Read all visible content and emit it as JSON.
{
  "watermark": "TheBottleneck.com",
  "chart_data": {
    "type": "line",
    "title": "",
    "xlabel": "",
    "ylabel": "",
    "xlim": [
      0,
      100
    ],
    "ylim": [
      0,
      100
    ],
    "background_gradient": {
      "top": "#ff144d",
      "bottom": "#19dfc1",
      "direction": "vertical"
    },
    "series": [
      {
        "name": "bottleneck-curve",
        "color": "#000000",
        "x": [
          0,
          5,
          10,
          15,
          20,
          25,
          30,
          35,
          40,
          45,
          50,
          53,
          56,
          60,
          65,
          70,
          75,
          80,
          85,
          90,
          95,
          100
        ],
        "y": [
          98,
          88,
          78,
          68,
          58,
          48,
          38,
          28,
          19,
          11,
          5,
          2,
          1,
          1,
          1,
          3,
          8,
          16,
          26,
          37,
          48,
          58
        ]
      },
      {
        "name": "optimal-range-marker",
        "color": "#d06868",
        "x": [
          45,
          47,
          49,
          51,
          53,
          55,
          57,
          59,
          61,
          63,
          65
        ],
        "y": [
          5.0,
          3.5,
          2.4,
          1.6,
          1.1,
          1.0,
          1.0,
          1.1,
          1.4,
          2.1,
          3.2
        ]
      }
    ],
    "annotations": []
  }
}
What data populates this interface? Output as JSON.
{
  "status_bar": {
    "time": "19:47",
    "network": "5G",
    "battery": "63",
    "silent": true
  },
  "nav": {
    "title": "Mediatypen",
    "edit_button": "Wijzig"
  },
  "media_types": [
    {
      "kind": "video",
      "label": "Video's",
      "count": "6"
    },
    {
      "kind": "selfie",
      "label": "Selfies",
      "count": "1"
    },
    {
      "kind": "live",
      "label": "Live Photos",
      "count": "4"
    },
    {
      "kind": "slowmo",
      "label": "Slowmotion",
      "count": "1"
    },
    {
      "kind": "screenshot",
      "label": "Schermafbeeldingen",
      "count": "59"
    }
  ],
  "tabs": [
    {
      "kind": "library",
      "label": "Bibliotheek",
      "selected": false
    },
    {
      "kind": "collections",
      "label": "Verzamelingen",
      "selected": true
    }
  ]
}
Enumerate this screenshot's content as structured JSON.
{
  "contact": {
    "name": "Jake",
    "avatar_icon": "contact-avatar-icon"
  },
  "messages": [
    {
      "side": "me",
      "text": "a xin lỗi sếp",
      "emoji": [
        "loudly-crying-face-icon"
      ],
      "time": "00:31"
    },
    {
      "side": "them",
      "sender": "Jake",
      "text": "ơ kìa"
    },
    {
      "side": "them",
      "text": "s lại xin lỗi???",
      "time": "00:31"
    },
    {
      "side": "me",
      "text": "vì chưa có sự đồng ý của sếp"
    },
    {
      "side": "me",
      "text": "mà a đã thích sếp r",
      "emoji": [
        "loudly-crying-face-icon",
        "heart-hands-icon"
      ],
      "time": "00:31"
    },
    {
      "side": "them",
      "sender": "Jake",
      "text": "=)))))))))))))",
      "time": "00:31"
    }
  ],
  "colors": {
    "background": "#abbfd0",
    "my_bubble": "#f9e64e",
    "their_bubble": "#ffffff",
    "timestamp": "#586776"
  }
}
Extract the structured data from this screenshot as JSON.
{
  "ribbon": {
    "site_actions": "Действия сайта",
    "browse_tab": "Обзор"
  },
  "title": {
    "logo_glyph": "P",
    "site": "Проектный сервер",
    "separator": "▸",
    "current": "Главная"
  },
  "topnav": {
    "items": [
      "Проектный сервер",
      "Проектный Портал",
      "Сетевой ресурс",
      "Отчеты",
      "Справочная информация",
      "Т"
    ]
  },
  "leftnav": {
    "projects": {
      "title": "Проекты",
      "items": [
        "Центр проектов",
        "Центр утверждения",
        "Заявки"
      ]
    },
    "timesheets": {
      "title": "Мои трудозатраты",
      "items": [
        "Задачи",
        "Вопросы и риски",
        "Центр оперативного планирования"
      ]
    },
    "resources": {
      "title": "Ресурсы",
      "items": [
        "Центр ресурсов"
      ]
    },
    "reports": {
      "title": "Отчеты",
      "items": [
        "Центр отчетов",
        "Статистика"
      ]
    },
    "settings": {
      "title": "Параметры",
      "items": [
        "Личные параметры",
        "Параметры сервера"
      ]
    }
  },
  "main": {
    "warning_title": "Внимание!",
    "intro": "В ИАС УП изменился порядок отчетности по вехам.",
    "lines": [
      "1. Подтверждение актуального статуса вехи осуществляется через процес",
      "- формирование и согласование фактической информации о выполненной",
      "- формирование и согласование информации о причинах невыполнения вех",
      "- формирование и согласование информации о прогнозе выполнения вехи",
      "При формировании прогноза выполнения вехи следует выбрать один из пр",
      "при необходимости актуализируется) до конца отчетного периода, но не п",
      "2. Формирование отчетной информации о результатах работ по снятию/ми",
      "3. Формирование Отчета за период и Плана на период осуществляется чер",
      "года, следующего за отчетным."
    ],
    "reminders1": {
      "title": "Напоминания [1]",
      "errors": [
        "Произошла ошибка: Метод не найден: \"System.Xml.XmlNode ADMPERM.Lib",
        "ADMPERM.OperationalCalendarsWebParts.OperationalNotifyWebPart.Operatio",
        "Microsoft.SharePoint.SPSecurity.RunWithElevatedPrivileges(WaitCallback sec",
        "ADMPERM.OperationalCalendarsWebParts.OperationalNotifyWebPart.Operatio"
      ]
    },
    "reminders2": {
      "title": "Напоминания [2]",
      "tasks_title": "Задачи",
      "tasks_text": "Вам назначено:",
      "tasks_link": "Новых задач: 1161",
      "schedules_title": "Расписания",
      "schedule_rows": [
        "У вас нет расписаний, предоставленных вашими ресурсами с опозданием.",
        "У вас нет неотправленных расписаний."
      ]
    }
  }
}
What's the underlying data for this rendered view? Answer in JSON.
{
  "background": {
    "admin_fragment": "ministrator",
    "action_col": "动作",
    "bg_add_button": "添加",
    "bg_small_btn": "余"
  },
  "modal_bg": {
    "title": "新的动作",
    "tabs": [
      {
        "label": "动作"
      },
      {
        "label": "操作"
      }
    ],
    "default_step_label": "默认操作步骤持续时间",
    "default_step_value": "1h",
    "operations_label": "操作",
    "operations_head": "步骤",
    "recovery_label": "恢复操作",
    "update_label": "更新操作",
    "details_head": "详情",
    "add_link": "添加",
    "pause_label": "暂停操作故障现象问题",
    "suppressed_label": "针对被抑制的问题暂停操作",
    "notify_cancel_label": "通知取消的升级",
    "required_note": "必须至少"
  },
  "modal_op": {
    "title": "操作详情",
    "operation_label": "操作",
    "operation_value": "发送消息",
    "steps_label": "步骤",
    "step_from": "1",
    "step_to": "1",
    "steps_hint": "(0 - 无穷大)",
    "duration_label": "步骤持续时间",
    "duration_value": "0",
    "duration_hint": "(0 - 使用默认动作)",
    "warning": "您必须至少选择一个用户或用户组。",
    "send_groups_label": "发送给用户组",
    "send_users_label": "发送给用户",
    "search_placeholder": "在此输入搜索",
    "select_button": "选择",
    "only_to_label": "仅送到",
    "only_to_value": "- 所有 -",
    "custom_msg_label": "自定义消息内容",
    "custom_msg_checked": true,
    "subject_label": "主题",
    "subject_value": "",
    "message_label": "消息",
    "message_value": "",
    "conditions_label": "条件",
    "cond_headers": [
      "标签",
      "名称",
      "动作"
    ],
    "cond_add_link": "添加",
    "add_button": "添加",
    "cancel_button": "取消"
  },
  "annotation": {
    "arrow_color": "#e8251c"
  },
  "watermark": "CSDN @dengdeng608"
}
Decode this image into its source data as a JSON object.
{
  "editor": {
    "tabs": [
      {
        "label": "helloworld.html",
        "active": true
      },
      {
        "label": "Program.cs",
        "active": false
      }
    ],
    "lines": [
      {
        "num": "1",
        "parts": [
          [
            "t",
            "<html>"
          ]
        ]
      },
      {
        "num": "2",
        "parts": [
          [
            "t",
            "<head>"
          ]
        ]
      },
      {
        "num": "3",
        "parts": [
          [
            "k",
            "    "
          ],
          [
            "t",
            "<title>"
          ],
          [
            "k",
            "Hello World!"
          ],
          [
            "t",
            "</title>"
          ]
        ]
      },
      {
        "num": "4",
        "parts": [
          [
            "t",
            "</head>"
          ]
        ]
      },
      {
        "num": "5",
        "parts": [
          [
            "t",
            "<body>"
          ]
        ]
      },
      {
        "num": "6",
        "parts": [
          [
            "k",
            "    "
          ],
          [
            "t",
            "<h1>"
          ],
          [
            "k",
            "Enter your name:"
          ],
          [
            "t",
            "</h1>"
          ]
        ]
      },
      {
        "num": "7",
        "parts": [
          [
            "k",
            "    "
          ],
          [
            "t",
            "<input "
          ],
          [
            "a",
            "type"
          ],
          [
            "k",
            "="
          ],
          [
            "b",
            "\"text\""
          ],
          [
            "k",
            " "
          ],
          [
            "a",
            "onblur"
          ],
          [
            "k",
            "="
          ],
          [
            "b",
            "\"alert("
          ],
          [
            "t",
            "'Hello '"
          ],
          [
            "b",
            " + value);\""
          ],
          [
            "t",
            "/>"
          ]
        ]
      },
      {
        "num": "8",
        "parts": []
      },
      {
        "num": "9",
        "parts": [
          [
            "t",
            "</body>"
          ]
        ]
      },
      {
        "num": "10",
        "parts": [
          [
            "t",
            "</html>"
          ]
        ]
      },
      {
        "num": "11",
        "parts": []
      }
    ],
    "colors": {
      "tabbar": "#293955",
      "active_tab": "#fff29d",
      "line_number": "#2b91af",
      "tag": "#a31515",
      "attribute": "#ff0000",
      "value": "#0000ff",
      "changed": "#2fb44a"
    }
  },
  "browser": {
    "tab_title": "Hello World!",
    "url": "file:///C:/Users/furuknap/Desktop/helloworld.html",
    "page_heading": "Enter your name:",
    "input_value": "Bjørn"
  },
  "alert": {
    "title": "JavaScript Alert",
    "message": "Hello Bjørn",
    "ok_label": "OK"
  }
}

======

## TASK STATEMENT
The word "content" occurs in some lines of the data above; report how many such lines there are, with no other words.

## EXERCISE RESPONSE
2